TO DO =
In the records that follow, find each line with "Renueva" and pull it out.

*** GIVEN RECORDS Section Begins ***

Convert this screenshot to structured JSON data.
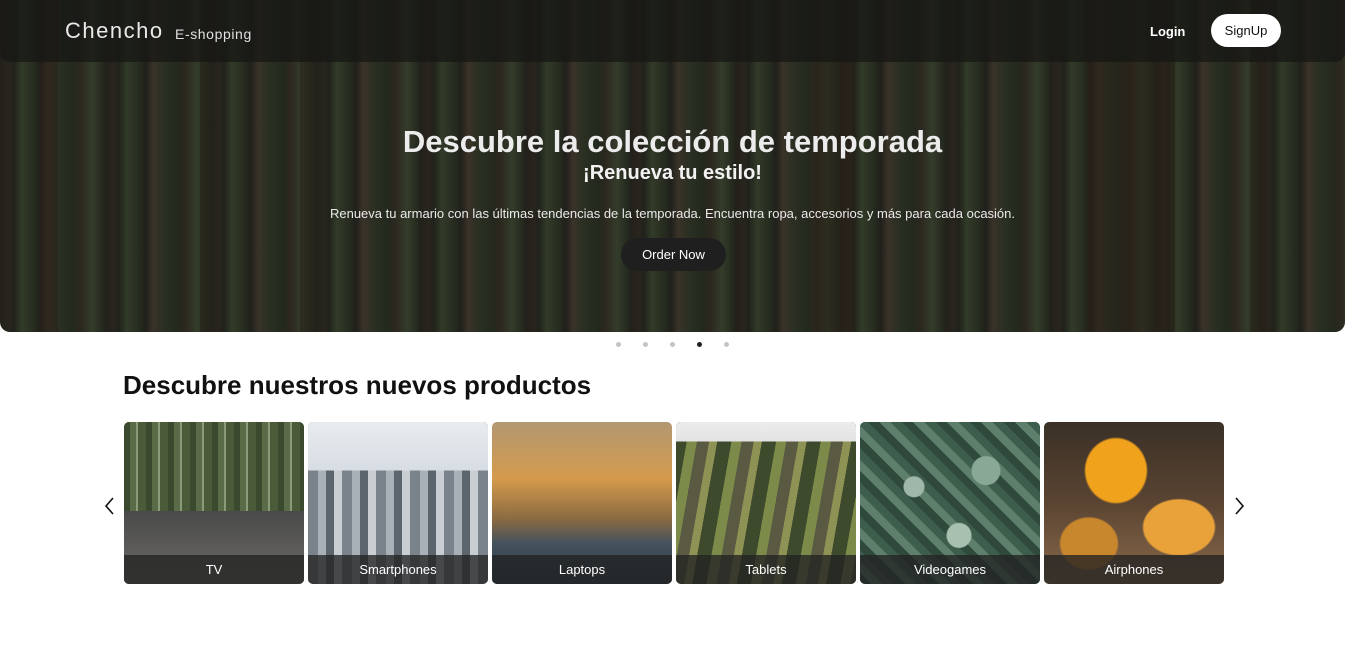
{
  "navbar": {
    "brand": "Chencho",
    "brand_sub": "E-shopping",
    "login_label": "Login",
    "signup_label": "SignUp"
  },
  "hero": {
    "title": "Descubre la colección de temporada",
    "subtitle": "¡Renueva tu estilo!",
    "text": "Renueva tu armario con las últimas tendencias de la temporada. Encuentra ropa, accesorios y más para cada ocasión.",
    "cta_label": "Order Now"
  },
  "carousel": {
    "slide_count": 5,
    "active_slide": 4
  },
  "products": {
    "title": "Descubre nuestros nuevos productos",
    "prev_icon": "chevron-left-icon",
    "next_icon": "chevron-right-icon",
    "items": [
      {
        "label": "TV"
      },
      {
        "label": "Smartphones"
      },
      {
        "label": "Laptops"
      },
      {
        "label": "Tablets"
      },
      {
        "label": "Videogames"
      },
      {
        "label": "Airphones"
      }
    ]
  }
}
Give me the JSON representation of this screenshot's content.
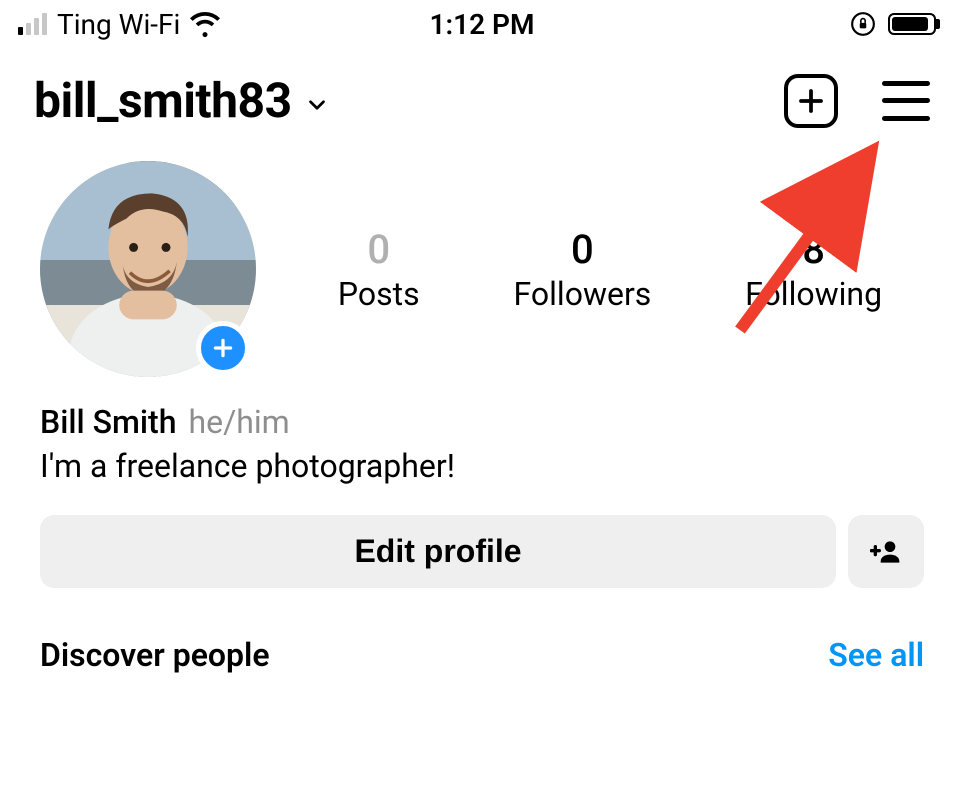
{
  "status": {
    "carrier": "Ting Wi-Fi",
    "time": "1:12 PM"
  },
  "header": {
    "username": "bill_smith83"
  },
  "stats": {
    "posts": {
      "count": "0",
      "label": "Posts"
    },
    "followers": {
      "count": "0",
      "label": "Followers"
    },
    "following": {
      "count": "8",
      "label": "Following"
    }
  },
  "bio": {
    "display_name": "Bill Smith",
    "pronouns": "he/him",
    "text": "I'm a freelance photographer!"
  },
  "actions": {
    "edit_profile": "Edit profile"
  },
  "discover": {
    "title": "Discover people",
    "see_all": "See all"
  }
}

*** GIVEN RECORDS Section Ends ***

RESULT FOR THIS EXERCISE =
    "subtitle": "¡Renueva tu estilo!",
    "text": "Renueva tu armario con las últimas tendencias de la temporada. Encuentra ropa, accesorios y más para cada ocasión.",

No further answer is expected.